● **Problem description**
From the entries below, count the lines with "title". Write only the count.

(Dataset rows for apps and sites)

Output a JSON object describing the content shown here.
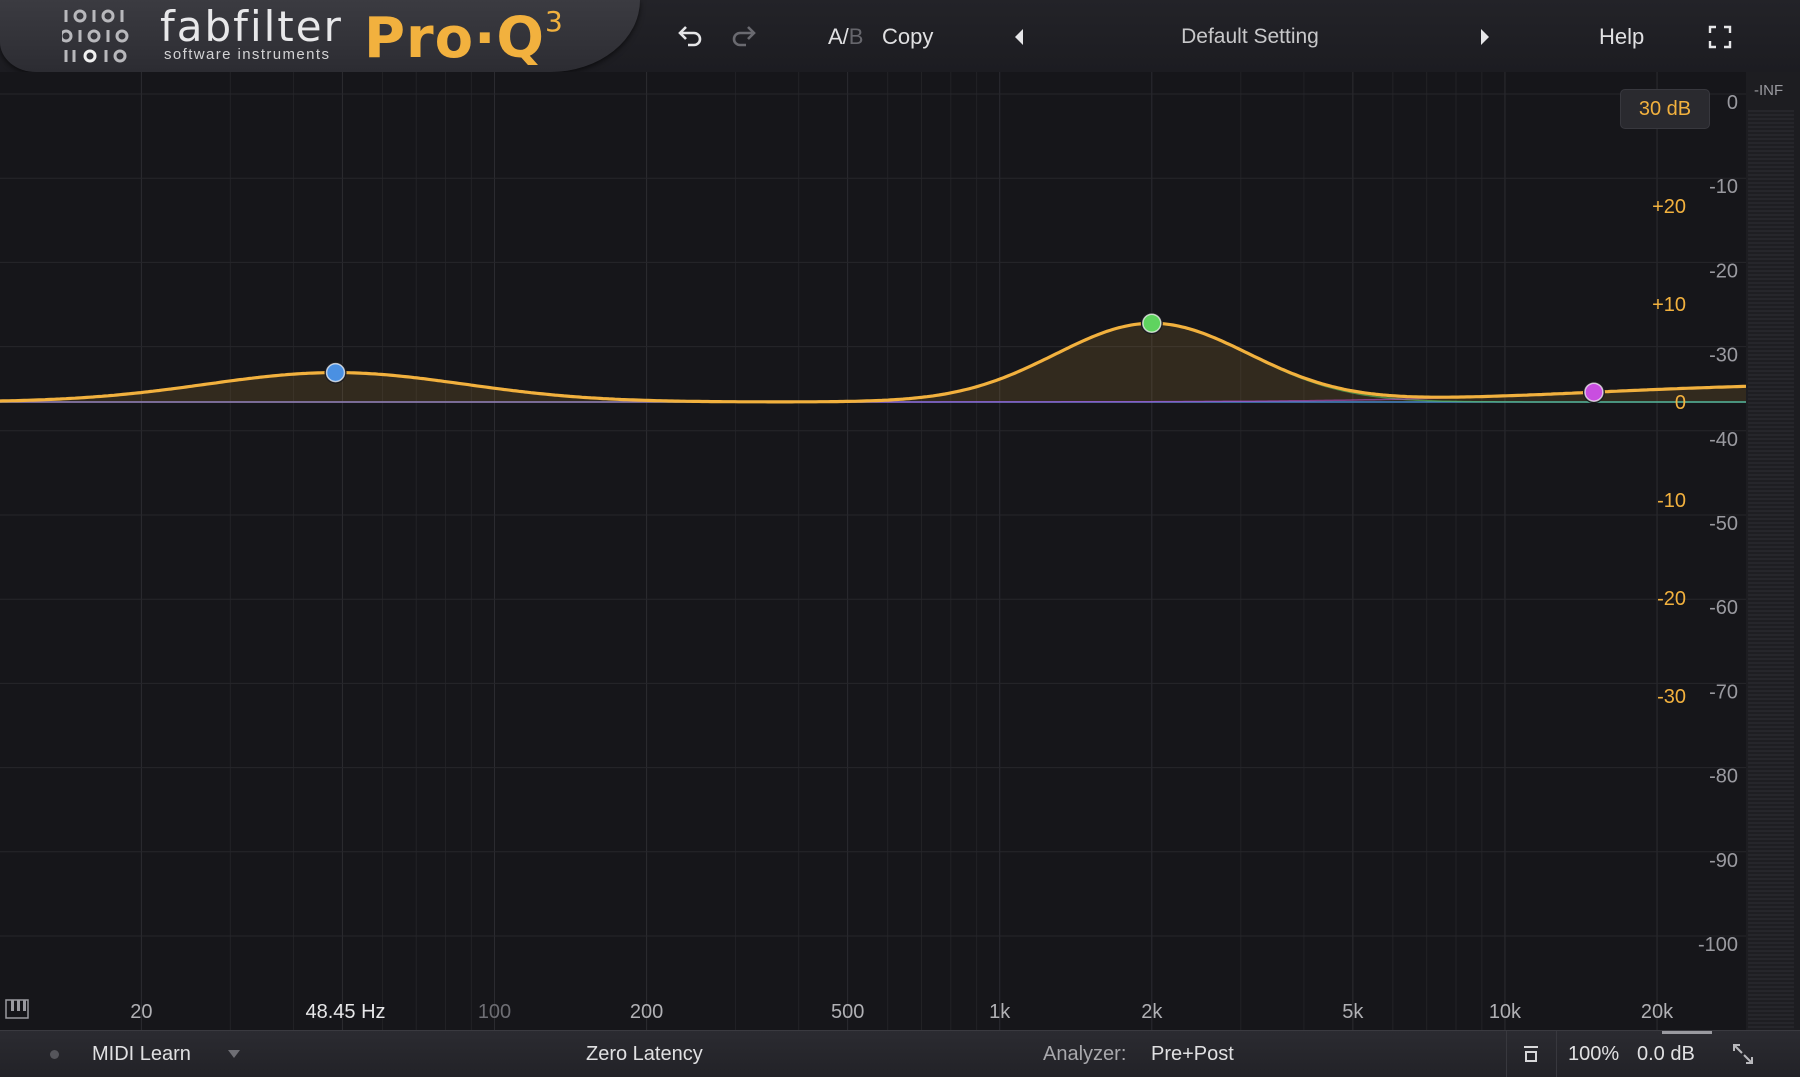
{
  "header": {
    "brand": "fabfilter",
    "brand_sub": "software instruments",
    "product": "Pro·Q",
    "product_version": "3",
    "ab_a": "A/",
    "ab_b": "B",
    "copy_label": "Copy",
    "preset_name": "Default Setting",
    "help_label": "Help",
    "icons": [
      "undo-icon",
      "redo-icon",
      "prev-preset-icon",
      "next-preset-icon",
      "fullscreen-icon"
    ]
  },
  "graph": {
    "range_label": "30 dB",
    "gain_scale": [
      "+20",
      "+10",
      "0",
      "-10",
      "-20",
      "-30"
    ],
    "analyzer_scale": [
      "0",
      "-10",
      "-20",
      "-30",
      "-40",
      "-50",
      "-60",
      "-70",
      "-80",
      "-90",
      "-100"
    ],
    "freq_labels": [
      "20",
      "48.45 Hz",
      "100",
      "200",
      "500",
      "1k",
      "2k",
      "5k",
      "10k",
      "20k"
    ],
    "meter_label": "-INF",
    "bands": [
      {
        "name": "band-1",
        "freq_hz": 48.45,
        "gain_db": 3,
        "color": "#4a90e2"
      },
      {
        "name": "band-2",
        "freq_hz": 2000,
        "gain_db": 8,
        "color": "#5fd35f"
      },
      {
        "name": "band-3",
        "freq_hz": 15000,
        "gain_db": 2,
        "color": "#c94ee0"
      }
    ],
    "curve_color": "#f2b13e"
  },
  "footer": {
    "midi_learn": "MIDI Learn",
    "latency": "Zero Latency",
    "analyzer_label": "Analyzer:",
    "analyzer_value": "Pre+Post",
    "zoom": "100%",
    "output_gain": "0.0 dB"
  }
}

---

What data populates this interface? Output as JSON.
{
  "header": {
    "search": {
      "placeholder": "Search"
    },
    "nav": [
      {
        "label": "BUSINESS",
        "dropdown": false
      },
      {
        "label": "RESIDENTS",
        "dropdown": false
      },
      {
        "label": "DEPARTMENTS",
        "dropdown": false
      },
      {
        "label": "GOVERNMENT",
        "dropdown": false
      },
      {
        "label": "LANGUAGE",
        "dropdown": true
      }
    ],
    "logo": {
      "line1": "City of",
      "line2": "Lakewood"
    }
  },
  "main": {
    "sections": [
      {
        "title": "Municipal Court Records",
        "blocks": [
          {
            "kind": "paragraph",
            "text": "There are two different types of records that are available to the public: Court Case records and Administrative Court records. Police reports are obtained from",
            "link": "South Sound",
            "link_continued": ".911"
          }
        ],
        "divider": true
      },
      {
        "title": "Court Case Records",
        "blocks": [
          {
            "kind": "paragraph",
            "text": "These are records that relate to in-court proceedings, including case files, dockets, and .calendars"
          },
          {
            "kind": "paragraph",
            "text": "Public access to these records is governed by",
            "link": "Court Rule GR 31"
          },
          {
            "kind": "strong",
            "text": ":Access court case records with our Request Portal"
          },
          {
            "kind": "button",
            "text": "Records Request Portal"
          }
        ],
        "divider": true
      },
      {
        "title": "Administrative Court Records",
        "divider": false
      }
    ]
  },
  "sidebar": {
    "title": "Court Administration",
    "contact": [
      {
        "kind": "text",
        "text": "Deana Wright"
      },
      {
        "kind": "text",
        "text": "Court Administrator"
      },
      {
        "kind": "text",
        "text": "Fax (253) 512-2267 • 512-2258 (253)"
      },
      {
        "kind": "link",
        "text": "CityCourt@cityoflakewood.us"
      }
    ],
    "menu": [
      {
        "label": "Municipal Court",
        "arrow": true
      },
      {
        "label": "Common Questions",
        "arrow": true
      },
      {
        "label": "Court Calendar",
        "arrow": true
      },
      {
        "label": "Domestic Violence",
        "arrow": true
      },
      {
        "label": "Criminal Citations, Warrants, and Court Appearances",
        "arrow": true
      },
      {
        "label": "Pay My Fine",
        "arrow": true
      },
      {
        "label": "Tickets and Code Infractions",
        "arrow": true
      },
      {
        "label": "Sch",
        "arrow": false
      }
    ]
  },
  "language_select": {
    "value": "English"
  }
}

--

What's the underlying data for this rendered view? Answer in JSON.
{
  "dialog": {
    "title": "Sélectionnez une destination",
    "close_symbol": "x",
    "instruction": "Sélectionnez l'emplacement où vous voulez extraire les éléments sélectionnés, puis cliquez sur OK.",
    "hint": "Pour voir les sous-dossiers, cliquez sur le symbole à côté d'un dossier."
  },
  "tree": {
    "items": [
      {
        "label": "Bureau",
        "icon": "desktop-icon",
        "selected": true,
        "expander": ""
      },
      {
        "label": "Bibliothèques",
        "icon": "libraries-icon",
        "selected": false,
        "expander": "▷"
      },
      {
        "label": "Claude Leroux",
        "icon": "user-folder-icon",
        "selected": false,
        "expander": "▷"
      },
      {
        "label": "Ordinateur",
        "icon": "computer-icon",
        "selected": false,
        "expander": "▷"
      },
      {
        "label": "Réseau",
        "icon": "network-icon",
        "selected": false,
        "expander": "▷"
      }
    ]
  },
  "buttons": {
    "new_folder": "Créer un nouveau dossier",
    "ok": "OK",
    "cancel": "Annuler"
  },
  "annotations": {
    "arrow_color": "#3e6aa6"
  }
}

● **Answer area**
5